President: Viktor Yanukovych
Mr Yanukovych was declared the winner of the second round of voting in the 2010 presidential election, with a 3.48% lead over Prime Minister Yulia Tymoshenko.
His inauguration as president marked the climax of Viktor Yanukovych's political comeback. First, he overcame the disgrace of the 2004/05 presidential defeat and retained the leadership of the Party of the Regions, leading it back into power as prime minister in 2006-2007.
He narrowly lost the 2007 parliamentary elections, but benefited from discord between President Yushchenko and Mrs Tymoshenko and went on to capitalise on discontent over the government's failure to cope with the global economic crisis after 2008.
Born into a poor family in Donetsk Region, eastern Ukraine's industrial powerhouse, in 1950, Mr Yanukovych had a troubled childhood and was twice jailed for violent crimes in his youth. On release he went to work in the local transport industry, where he rose through the ranks of management under the patronage of cosmonaut and local Soviet MP Georgi Beregovoi.
He established a political power base in the Donetsk Region administration, becoming governor in 1997 and later head of the council. There he built close ties to local tycoon Rinat Akhmetov.

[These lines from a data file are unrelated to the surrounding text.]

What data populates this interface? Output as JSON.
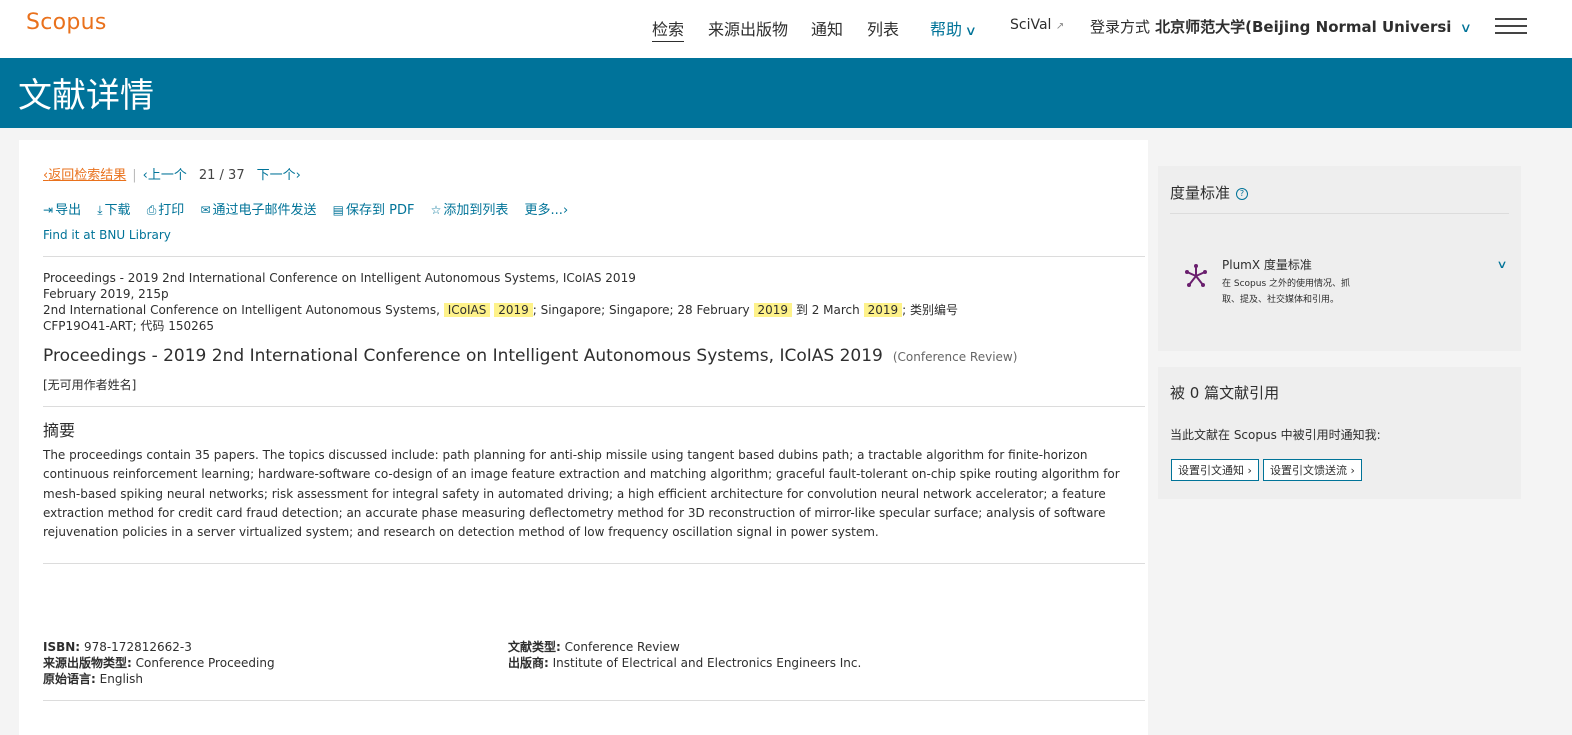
{
  "nav": {
    "logo": "Scopus",
    "search": "检索",
    "sources": "来源出版物",
    "alerts": "通知",
    "lists": "列表",
    "help": "帮助",
    "scival": "SciVal",
    "login_label": "登录方式",
    "institution": "北京师范大学(Beijing Normal Universi"
  },
  "banner": {
    "title": "文献详情"
  },
  "result_nav": {
    "back": "返回检索结果",
    "prev": "上一个",
    "position": "21",
    "slash": "/",
    "total": "37",
    "next": "下一个"
  },
  "toolbar": {
    "export": "导出",
    "download": "下载",
    "print": "打印",
    "email": "通过电子邮件发送",
    "pdf": "保存到 PDF",
    "add_list": "添加到列表",
    "more": "更多..."
  },
  "findit": "Find it at BNU Library",
  "source": {
    "line1": "Proceedings - 2019 2nd International Conference on Intelligent Autonomous Systems, ICoIAS 2019",
    "line2": "February 2019, 215p",
    "line3_a": "2nd International Conference on Intelligent Autonomous Systems,",
    "hl1": "ICoIAS",
    "hl2": "2019",
    "line3_b": "; Singapore; Singapore; 28 February",
    "hl3": "2019",
    "line3_c": "到 2 March",
    "hl4": "2019",
    "line3_d": "; 类别编号CFP19O41-ART; 代码 150265"
  },
  "document": {
    "title": "Proceedings - 2019 2nd International Conference on Intelligent Autonomous Systems, ICoIAS 2019",
    "type": "(Conference Review)",
    "authors": "[无可用作者姓名]"
  },
  "abstract": {
    "heading": "摘要",
    "text": "The proceedings contain 35 papers. The topics discussed include: path planning for anti-ship missile using tangent based dubins path; a tractable algorithm for finite-horizon continuous reinforcement learning; hardware-software co-design of an image feature extraction and matching algorithm; graceful fault-tolerant on-chip spike routing algorithm for mesh-based spiking neural networks; risk assessment for integral safety in automated driving; a high efficient architecture for convolution neural network accelerator; a feature extraction method for credit card fraud detection; an accurate phase measuring deflectometry method for 3D reconstruction of mirror-like specular surface; analysis of software rejuvenation policies in a server virtualized system; and research on detection method of low frequency oscillation signal in power system."
  },
  "meta": {
    "isbn_label": "ISBN:",
    "isbn": "978-172812662-3",
    "source_type_label": "来源出版物类型:",
    "source_type": "Conference Proceeding",
    "language_label": "原始语言:",
    "language": "English",
    "doc_type_label": "文献类型:",
    "doc_type": "Conference Review",
    "publisher_label": "出版商:",
    "publisher": "Institute of Electrical and Electronics Engineers Inc."
  },
  "sidebar": {
    "metrics_title": "度量标准",
    "plumx_title": "PlumX 度量标准",
    "plumx_desc": "在 Scopus 之外的使用情况、抓取、提及、社交媒体和引用。",
    "cited_title": "被 0 篇文献引用",
    "notify_text": "当此文献在 Scopus 中被引用时通知我:",
    "btn_alert": "设置引文通知",
    "btn_feed": "设置引文馈送流"
  },
  "colors": {
    "brand_orange": "#e9711c",
    "banner_teal": "#00739a",
    "link_blue": "#007398",
    "highlight": "#fef28a",
    "plumx_purple": "#6a1f6e"
  }
}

President Kuchma appointed him prime minister in 2002, and nominated him as presidential candidate for the governing coalition of political and business interests in 2004.
Mr Yanukovych has worked hard to distance himself from the scandals of the pre-2004 period and from accusations of being Russia's placeman. He says that his aim is to balance relations between Russia and the European Union, with EU integration as a "strategic aim".
However, his first two years in office have seen extensive concessions to Russia, such as extending the Russian lease on the Black Sea Fleet base in Crimea, and moves to restrict media freedom.
His government regularly earns criticism from the United States, European Union and international rights groups over the imprisonment of Mrs Tymoshenko and other opposition politicians and the alleged rigging of the 2012 parliamentary elections.
Prime minister (acting): Mykola Azarov
Mykola Azarov, an ethnic Russian born in Russia, is a close associate of President Yanukovych and succeeded him as head of the Party of Regions in 2010. After the government of Mr Yanukovych's chief rival, Yuliya Tymoshenko, fell in a vote of confidence in March 2010, Mr Azarov formed a coalition with the Communists and the centrist Lytvyn Bloc.
Mr Azarov was head of the tax administration in 1996-2002, and his term as finance minister during Mr Yanukovych's subsequent premiership oversaw dramatic economic growth.
He was briefly acting prime minister during the presidential election crisis of 2004-2005, and resumed the post of finance minister during the Yanukovych government of 2006-2007.
A mining specialist, Mr Azarov is a technocrat with neither a political base nor ambitions of his own. His poor command of Ukrainian is often highlighted by his opponents, who see him as a symbol of Mr Yanukovych's alleged pro-Russian orientation.
His two years in office since 2010 have seen Ukraine's economy stagnate. Mr Azarov has refused of cut expensive gas subsidies, which the IMF says are a block on any further loans. Negotiations with Russia on the price of gas have stalled, plans to diversify Ukraine's sources of imported fuel have gone nowhere, and political tensions with the European Union have prevented progress on a free-trade agreement.
Mr Azarov was elected to parliament in October 2012, along with a number of other ministers, and is required by law to resign his post before taking up his seat as MP. President Yanukovych accepted the resignation of the entire government in December, and reappointed it on an acting basis. The president could reappoint Mr Azarov, or else take the opportunity to form a new government better equipped to pull the country out of a looming recession.